EXERCISE OBJECTIVE → Copy every line of the data in which the word "input" occurs.

MATERIAL SHOWN →
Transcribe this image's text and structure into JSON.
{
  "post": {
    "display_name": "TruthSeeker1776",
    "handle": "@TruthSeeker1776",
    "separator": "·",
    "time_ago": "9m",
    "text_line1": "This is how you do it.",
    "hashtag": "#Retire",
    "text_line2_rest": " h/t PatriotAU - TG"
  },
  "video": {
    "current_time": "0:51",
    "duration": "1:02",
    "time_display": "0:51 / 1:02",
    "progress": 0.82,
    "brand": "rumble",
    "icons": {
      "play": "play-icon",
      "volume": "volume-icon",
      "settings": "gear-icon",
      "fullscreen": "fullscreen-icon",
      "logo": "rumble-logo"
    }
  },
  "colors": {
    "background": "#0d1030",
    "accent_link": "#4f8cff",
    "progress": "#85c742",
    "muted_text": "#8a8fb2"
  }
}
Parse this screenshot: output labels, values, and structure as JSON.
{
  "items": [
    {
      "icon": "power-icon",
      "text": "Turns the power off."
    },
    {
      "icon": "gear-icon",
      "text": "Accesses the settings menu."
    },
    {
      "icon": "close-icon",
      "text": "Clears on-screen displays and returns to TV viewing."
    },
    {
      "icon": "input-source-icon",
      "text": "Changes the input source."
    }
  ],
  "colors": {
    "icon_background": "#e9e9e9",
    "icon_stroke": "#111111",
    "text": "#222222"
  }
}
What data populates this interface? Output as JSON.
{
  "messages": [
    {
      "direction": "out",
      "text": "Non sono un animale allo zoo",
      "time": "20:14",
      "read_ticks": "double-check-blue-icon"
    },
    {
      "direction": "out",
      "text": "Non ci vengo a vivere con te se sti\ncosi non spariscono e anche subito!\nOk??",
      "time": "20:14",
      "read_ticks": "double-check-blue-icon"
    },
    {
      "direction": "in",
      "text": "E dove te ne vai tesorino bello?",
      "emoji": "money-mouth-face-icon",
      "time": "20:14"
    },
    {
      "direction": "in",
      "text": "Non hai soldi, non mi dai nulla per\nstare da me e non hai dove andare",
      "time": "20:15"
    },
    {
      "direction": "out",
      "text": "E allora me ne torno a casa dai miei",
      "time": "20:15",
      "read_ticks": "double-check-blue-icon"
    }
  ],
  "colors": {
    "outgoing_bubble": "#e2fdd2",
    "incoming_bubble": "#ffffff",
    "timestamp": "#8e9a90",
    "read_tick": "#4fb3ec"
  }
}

REPLY TO THE TASK →
      "icon": "input-source-icon",
      "text": "Changes the input source."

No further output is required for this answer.